● **PROBLEM DESCRIPTION**
Make an exact copy of all the entries, with the pictures left out.

+++ DATA FOR THIS EXERCISE +++

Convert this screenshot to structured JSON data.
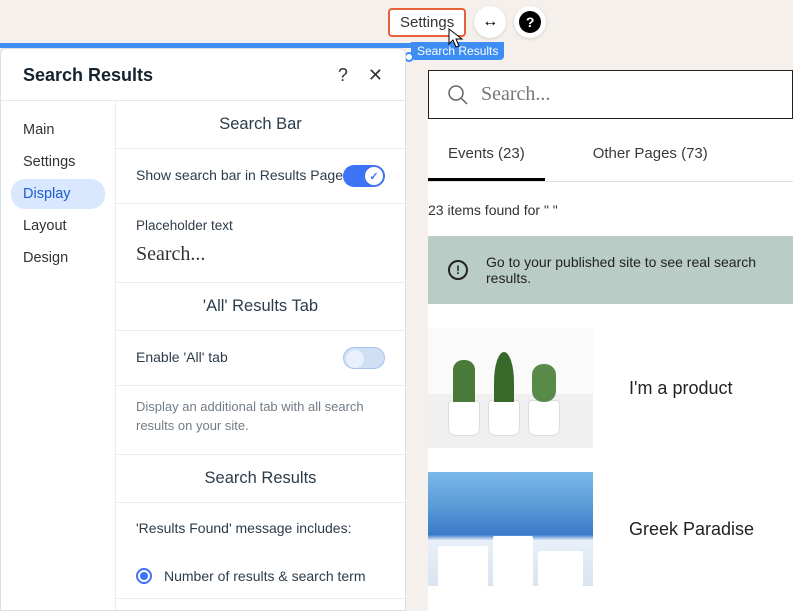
{
  "toolbar": {
    "settings_label": "Settings"
  },
  "selection": {
    "label": "Search Results"
  },
  "panel": {
    "title": "Search Results",
    "help": "?",
    "close": "✕",
    "nav": {
      "main": "Main",
      "settings": "Settings",
      "display": "Display",
      "layout": "Layout",
      "design": "Design"
    },
    "sections": {
      "search_bar": {
        "heading": "Search Bar",
        "show_label": "Show search bar in Results Page",
        "show_enabled": true,
        "placeholder_label": "Placeholder text",
        "placeholder_value": "Search..."
      },
      "all_tab": {
        "heading": "'All' Results Tab",
        "enable_label": "Enable 'All' tab",
        "enable_enabled": false,
        "help_text": "Display an additional tab with all search results on your site."
      },
      "search_results": {
        "heading": "Search Results",
        "message_label": "'Results Found' message includes:",
        "option1": "Number of results & search term"
      }
    }
  },
  "preview": {
    "search_placeholder": "Search...",
    "tabs": {
      "events": "Events (23)",
      "other": "Other Pages (73)"
    },
    "items_found": "23 items found for \" \"",
    "banner": "Go to your published site to see real search results.",
    "results": [
      {
        "title": "I'm a product"
      },
      {
        "title": "Greek Paradise"
      }
    ]
  }
}
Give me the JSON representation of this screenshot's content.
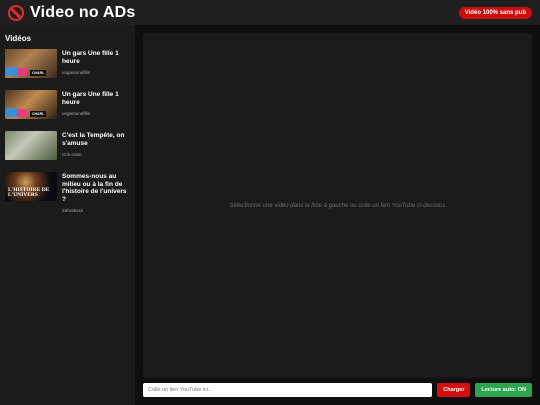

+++

● **REPLY**
Convert this screenshot to structured JSON data.
{
  "toolbar": {
    "settings_label": "Settings"
  },
  "selection": {
    "label": "Search Results"
  },
  "panel": {
    "title": "Search Results",
    "help": "?",
    "close": "✕",
    "nav": {
      "main": "Main",
      "settings": "Settings",
      "display": "Display",
      "layout": "Layout",
      "design": "Design"
    },
    "sections": {
      "search_bar": {
        "heading": "Search Bar",
        "show_label": "Show search bar in Results Page",
        "show_enabled": true,
        "placeholder_label": "Placeholder text",
        "placeholder_value": "Search..."
      },
      "all_tab": {
        "heading": "'All' Results Tab",
        "enable_label": "Enable 'All' tab",
        "enable_enabled": false,
        "help_text": "Display an additional tab with all search results on your site."
      },
      "search_results": {
        "heading": "Search Results",
        "message_label": "'Results Found' message includes:",
        "option1": "Number of results & search term"
      }
    }
  },
  "preview": {
    "search_placeholder": "Search...",
    "tabs": {
      "events": "Events (23)",
      "other": "Other Pages (73)"
    },
    "items_found": "23 items found for \" \"",
    "banner": "Go to your published site to see real search results.",
    "results": [
      {
        "title": "I'm a product"
      },
      {
        "title": "Greek Paradise"
      }
    ]
  }
}
Give me the JSON representation of this screenshot's content.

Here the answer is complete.